[YOUR OBJECTIVE]
From the first entry to the last, copy the material exactly as it stands.

[INFORMATION PROVIDED]
Start of Block

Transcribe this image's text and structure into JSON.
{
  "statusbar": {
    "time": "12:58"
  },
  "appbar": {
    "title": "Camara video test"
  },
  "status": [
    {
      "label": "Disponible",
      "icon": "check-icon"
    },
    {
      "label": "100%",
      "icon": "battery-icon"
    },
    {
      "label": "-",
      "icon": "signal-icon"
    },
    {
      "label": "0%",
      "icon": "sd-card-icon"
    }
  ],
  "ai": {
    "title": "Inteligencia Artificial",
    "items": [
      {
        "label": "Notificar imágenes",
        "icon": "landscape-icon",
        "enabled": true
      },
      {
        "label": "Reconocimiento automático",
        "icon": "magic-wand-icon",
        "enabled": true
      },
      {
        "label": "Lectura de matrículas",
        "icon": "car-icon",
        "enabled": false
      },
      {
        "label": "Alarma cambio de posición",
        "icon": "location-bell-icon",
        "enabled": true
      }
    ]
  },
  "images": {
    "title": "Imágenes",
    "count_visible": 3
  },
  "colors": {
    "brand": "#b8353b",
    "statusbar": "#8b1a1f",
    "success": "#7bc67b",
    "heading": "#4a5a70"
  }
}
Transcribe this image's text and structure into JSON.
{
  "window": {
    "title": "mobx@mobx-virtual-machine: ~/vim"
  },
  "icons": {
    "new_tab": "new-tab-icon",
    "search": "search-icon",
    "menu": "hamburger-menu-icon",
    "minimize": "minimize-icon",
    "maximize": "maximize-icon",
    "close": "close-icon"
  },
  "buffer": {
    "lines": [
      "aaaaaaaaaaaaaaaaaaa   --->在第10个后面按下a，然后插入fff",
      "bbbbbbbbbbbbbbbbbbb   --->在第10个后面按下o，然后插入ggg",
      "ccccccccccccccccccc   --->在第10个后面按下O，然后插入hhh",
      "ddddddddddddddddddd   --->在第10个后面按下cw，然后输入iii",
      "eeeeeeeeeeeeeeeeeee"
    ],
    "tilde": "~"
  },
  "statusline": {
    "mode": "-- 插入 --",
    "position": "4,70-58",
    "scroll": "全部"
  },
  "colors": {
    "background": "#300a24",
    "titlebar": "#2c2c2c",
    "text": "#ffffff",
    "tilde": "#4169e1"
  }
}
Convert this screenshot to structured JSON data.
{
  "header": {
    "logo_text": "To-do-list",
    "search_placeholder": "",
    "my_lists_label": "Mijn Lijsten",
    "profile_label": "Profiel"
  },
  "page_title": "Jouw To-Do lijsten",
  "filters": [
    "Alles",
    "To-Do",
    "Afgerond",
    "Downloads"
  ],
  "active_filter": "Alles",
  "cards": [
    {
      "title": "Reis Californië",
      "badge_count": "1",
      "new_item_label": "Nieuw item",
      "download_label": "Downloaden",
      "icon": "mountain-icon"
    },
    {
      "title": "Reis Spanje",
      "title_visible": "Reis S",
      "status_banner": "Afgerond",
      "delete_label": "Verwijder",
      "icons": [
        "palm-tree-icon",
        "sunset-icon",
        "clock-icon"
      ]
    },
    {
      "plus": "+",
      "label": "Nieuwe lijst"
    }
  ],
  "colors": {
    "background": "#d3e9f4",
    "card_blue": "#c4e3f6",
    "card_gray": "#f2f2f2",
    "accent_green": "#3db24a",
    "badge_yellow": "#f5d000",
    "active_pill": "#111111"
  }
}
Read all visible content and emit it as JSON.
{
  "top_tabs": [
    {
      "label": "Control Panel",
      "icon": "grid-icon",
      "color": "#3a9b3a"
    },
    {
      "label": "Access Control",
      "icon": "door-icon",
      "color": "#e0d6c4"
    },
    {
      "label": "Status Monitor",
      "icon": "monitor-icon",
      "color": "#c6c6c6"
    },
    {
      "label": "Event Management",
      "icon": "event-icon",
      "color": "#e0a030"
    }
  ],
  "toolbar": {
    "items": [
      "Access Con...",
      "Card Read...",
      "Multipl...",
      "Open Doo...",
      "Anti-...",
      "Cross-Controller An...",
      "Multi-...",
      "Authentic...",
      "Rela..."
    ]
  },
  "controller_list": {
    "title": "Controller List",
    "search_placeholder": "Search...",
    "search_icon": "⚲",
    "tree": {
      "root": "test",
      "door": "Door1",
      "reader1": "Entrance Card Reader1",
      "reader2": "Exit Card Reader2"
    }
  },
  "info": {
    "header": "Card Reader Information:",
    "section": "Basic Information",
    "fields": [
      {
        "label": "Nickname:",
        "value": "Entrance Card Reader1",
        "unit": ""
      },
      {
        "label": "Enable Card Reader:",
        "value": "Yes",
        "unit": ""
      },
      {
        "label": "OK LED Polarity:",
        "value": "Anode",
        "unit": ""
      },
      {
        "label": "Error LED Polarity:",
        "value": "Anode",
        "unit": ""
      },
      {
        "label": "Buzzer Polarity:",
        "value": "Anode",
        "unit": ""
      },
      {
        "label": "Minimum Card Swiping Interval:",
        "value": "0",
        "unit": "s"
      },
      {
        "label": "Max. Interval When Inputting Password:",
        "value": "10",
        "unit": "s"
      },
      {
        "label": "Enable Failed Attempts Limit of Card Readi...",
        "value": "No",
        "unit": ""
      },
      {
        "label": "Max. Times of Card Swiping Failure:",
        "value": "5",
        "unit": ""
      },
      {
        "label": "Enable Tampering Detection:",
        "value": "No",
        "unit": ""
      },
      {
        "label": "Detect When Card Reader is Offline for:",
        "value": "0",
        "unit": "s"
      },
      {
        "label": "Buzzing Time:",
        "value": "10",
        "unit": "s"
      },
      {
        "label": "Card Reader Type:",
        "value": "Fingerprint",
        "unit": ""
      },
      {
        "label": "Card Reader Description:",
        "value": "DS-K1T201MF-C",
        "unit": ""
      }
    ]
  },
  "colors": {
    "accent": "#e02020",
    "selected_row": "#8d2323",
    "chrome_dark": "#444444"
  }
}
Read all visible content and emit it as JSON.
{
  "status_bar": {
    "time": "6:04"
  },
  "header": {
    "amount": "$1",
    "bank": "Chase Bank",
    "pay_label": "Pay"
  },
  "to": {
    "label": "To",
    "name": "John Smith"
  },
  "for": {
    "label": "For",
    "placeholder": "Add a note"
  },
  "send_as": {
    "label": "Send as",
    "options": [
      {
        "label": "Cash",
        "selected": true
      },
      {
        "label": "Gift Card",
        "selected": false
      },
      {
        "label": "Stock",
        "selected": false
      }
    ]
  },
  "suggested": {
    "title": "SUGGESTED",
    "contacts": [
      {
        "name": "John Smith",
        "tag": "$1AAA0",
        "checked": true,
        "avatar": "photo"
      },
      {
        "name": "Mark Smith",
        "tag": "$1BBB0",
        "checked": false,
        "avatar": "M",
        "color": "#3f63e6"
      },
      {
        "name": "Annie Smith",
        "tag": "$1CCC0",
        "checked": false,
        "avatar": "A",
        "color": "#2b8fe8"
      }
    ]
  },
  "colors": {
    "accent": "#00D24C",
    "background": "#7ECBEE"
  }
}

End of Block

[EXERCISE RESULT]
Transcribe this image's text and structure into JSON.
{
  "statusbar": {
    "time": "12:58"
  },
  "appbar": {
    "title": "Camara video test"
  },
  "status": [
    {
      "label": "Disponible",
      "icon": "check-icon"
    },
    {
      "label": "100%",
      "icon": "battery-icon"
    },
    {
      "label": "-",
      "icon": "signal-icon"
    },
    {
      "label": "0%",
      "icon": "sd-card-icon"
    }
  ],
  "ai": {
    "title": "Inteligencia Artificial",
    "items": [
      {
        "label": "Notificar imágenes",
        "icon": "landscape-icon",
        "enabled": true
      },
      {
        "label": "Reconocimiento automático",
        "icon": "magic-wand-icon",
        "enabled": true
      },
      {
        "label": "Lectura de matrículas",
        "icon": "car-icon",
        "enabled": false
      },
      {
        "label": "Alarma cambio de posición",
        "icon": "location-bell-icon",
        "enabled": true
      }
    ]
  },
  "images": {
    "title": "Imágenes",
    "count_visible": 3
  },
  "colors": {
    "brand": "#b8353b",
    "statusbar": "#8b1a1f",
    "success": "#7bc67b",
    "heading": "#4a5a70"
  }
}
Transcribe this image's text and structure into JSON.
{
  "window": {
    "title": "mobx@mobx-virtual-machine: ~/vim"
  },
  "icons": {
    "new_tab": "new-tab-icon",
    "search": "search-icon",
    "menu": "hamburger-menu-icon",
    "minimize": "minimize-icon",
    "maximize": "maximize-icon",
    "close": "close-icon"
  },
  "buffer": {
    "lines": [
      "aaaaaaaaaaaaaaaaaaa   --->在第10个后面按下a，然后插入fff",
      "bbbbbbbbbbbbbbbbbbb   --->在第10个后面按下o，然后插入ggg",
      "ccccccccccccccccccc   --->在第10个后面按下O，然后插入hhh",
      "ddddddddddddddddddd   --->在第10个后面按下cw，然后输入iii",
      "eeeeeeeeeeeeeeeeeee"
    ],
    "tilde": "~"
  },
  "statusline": {
    "mode": "-- 插入 --",
    "position": "4,70-58",
    "scroll": "全部"
  },
  "colors": {
    "background": "#300a24",
    "titlebar": "#2c2c2c",
    "text": "#ffffff",
    "tilde": "#4169e1"
  }
}
Convert this screenshot to structured JSON data.
{
  "header": {
    "logo_text": "To-do-list",
    "search_placeholder": "",
    "my_lists_label": "Mijn Lijsten",
    "profile_label": "Profiel"
  },
  "page_title": "Jouw To-Do lijsten",
  "filters": [
    "Alles",
    "To-Do",
    "Afgerond",
    "Downloads"
  ],
  "active_filter": "Alles",
  "cards": [
    {
      "title": "Reis Californië",
      "badge_count": "1",
      "new_item_label": "Nieuw item",
      "download_label": "Downloaden",
      "icon": "mountain-icon"
    },
    {
      "title": "Reis Spanje",
      "title_visible": "Reis S",
      "status_banner": "Afgerond",
      "delete_label": "Verwijder",
      "icons": [
        "palm-tree-icon",
        "sunset-icon",
        "clock-icon"
      ]
    },
    {
      "plus": "+",
      "label": "Nieuwe lijst"
    }
  ],
  "colors": {
    "background": "#d3e9f4",
    "card_blue": "#c4e3f6",
    "card_gray": "#f2f2f2",
    "accent_green": "#3db24a",
    "badge_yellow": "#f5d000",
    "active_pill": "#111111"
  }
}
Read all visible content and emit it as JSON.
{
  "top_tabs": [
    {
      "label": "Control Panel",
      "icon": "grid-icon",
      "color": "#3a9b3a"
    },
    {
      "label": "Access Control",
      "icon": "door-icon",
      "color": "#e0d6c4"
    },
    {
      "label": "Status Monitor",
      "icon": "monitor-icon",
      "color": "#c6c6c6"
    },
    {
      "label": "Event Management",
      "icon": "event-icon",
      "color": "#e0a030"
    }
  ],
  "toolbar": {
    "items": [
      "Access Con...",
      "Card Read...",
      "Multipl...",
      "Open Doo...",
      "Anti-...",
      "Cross-Controller An...",
      "Multi-...",
      "Authentic...",
      "Rela..."
    ]
  },
  "controller_list": {
    "title": "Controller List",
    "search_placeholder": "Search...",
    "search_icon": "⚲",
    "tree": {
      "root": "test",
      "door": "Door1",
      "reader1": "Entrance Card Reader1",
      "reader2": "Exit Card Reader2"
    }
  },
  "info": {
    "header": "Card Reader Information:",
    "section": "Basic Information",
    "fields": [
      {
        "label": "Nickname:",
        "value": "Entrance Card Reader1",
        "unit": ""
      },
      {
        "label": "Enable Card Reader:",
        "value": "Yes",
        "unit": ""
      },
      {
        "label": "OK LED Polarity:",
        "value": "Anode",
        "unit": ""
      },
      {
        "label": "Error LED Polarity:",
        "value": "Anode",
        "unit": ""
      },
      {
        "label": "Buzzer Polarity:",
        "value": "Anode",
        "unit": ""
      },
      {
        "label": "Minimum Card Swiping Interval:",
        "value": "0",
        "unit": "s"
      },
      {
        "label": "Max. Interval When Inputting Password:",
        "value": "10",
        "unit": "s"
      },
      {
        "label": "Enable Failed Attempts Limit of Card Readi...",
        "value": "No",
        "unit": ""
      },
      {
        "label": "Max. Times of Card Swiping Failure:",
        "value": "5",
        "unit": ""
      },
      {
        "label": "Enable Tampering Detection:",
        "value": "No",
        "unit": ""
      },
      {
        "label": "Detect When Card Reader is Offline for:",
        "value": "0",
        "unit": "s"
      },
      {
        "label": "Buzzing Time:",
        "value": "10",
        "unit": "s"
      },
      {
        "label": "Card Reader Type:",
        "value": "Fingerprint",
        "unit": ""
      },
      {
        "label": "Card Reader Description:",
        "value": "DS-K1T201MF-C",
        "unit": ""
      }
    ]
  },
  "colors": {
    "accent": "#e02020",
    "selected_row": "#8d2323",
    "chrome_dark": "#444444"
  }
}
Read all visible content and emit it as JSON.
{
  "status_bar": {
    "time": "6:04"
  },
  "header": {
    "amount": "$1",
    "bank": "Chase Bank",
    "pay_label": "Pay"
  },
  "to": {
    "label": "To",
    "name": "John Smith"
  },
  "for": {
    "label": "For",
    "placeholder": "Add a note"
  },
  "send_as": {
    "label": "Send as",
    "options": [
      {
        "label": "Cash",
        "selected": true
      },
      {
        "label": "Gift Card",
        "selected": false
      },
      {
        "label": "Stock",
        "selected": false
      }
    ]
  },
  "suggested": {
    "title": "SUGGESTED",
    "contacts": [
      {
        "name": "John Smith",
        "tag": "$1AAA0",
        "checked": true,
        "avatar": "photo"
      },
      {
        "name": "Mark Smith",
        "tag": "$1BBB0",
        "checked": false,
        "avatar": "M",
        "color": "#3f63e6"
      },
      {
        "name": "Annie Smith",
        "tag": "$1CCC0",
        "checked": false,
        "avatar": "A",
        "color": "#2b8fe8"
      }
    ]
  },
  "colors": {
    "accent": "#00D24C",
    "background": "#7ECBEE"
  }
}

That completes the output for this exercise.